▸ **About this task**:
The listing below should be written out again word for word, please.
=-=-=-=-=
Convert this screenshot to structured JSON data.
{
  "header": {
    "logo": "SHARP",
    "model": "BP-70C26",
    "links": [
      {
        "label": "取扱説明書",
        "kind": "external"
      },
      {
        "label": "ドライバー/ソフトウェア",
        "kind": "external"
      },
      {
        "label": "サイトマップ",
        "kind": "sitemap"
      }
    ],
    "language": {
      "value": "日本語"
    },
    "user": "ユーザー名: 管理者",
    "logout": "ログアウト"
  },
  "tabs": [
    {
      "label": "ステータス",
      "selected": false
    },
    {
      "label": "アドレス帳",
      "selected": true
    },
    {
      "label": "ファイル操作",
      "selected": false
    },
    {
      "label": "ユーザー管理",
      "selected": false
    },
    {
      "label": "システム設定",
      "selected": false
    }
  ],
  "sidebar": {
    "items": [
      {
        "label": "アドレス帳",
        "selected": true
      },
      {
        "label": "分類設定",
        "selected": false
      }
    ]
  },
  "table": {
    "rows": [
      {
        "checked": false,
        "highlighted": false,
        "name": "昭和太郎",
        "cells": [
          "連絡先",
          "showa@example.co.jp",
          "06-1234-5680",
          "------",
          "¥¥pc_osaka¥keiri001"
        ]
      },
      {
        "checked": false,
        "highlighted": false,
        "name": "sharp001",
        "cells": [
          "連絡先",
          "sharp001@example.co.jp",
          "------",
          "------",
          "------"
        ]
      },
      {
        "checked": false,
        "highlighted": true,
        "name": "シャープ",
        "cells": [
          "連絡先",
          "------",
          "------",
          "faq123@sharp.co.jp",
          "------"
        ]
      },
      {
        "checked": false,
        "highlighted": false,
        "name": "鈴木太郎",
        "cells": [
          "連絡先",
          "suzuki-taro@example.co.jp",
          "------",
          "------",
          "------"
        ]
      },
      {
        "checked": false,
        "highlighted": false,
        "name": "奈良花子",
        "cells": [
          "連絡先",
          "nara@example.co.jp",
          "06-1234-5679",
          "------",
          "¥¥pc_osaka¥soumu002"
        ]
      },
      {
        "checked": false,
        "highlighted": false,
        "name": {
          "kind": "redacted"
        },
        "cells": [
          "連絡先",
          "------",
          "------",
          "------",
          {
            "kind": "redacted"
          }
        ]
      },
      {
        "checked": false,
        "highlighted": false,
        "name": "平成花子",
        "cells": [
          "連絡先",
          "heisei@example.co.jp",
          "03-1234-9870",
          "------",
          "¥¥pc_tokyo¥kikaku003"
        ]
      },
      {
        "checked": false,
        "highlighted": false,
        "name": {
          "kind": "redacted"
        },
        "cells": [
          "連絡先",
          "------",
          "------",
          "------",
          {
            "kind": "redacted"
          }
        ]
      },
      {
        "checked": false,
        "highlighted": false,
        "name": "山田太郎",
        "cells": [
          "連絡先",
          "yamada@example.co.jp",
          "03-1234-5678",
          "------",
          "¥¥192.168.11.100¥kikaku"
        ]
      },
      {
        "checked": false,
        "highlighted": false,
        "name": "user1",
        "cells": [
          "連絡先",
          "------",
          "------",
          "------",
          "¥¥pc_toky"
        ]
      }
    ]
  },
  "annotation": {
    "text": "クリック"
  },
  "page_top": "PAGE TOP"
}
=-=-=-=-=
▸ **Answer for this exercise**:
Convert this screenshot to structured JSON data.
{
  "header": {
    "logo": "SHARP",
    "model": "BP-70C26",
    "links": [
      {
        "label": "取扱説明書",
        "kind": "external"
      },
      {
        "label": "ドライバー/ソフトウェア",
        "kind": "external"
      },
      {
        "label": "サイトマップ",
        "kind": "sitemap"
      }
    ],
    "language": {
      "value": "日本語"
    },
    "user": "ユーザー名: 管理者",
    "logout": "ログアウト"
  },
  "tabs": [
    {
      "label": "ステータス",
      "selected": false
    },
    {
      "label": "アドレス帳",
      "selected": true
    },
    {
      "label": "ファイル操作",
      "selected": false
    },
    {
      "label": "ユーザー管理",
      "selected": false
    },
    {
      "label": "システム設定",
      "selected": false
    }
  ],
  "sidebar": {
    "items": [
      {
        "label": "アドレス帳",
        "selected": true
      },
      {
        "label": "分類設定",
        "selected": false
      }
    ]
  },
  "table": {
    "rows": [
      {
        "checked": false,
        "highlighted": false,
        "name": "昭和太郎",
        "cells": [
          "連絡先",
          "showa@example.co.jp",
          "06-1234-5680",
          "------",
          "¥¥pc_osaka¥keiri001"
        ]
      },
      {
        "checked": false,
        "highlighted": false,
        "name": "sharp001",
        "cells": [
          "連絡先",
          "sharp001@example.co.jp",
          "------",
          "------",
          "------"
        ]
      },
      {
        "checked": false,
        "highlighted": true,
        "name": "シャープ",
        "cells": [
          "連絡先",
          "------",
          "------",
          "faq123@sharp.co.jp",
          "------"
        ]
      },
      {
        "checked": false,
        "highlighted": false,
        "name": "鈴木太郎",
        "cells": [
          "連絡先",
          "suzuki-taro@example.co.jp",
          "------",
          "------",
          "------"
        ]
      },
      {
        "checked": false,
        "highlighted": false,
        "name": "奈良花子",
        "cells": [
          "連絡先",
          "nara@example.co.jp",
          "06-1234-5679",
          "------",
          "¥¥pc_osaka¥soumu002"
        ]
      },
      {
        "checked": false,
        "highlighted": false,
        "name": {
          "kind": "redacted"
        },
        "cells": [
          "連絡先",
          "------",
          "------",
          "------",
          {
            "kind": "redacted"
          }
        ]
      },
      {
        "checked": false,
        "highlighted": false,
        "name": "平成花子",
        "cells": [
          "連絡先",
          "heisei@example.co.jp",
          "03-1234-9870",
          "------",
          "¥¥pc_tokyo¥kikaku003"
        ]
      },
      {
        "checked": false,
        "highlighted": false,
        "name": {
          "kind": "redacted"
        },
        "cells": [
          "連絡先",
          "------",
          "------",
          "------",
          {
            "kind": "redacted"
          }
        ]
      },
      {
        "checked": false,
        "highlighted": false,
        "name": "山田太郎",
        "cells": [
          "連絡先",
          "yamada@example.co.jp",
          "03-1234-5678",
          "------",
          "¥¥192.168.11.100¥kikaku"
        ]
      },
      {
        "checked": false,
        "highlighted": false,
        "name": "user1",
        "cells": [
          "連絡先",
          "------",
          "------",
          "------",
          "¥¥pc_toky"
        ]
      }
    ]
  },
  "annotation": {
    "text": "クリック"
  },
  "page_top": "PAGE TOP"
}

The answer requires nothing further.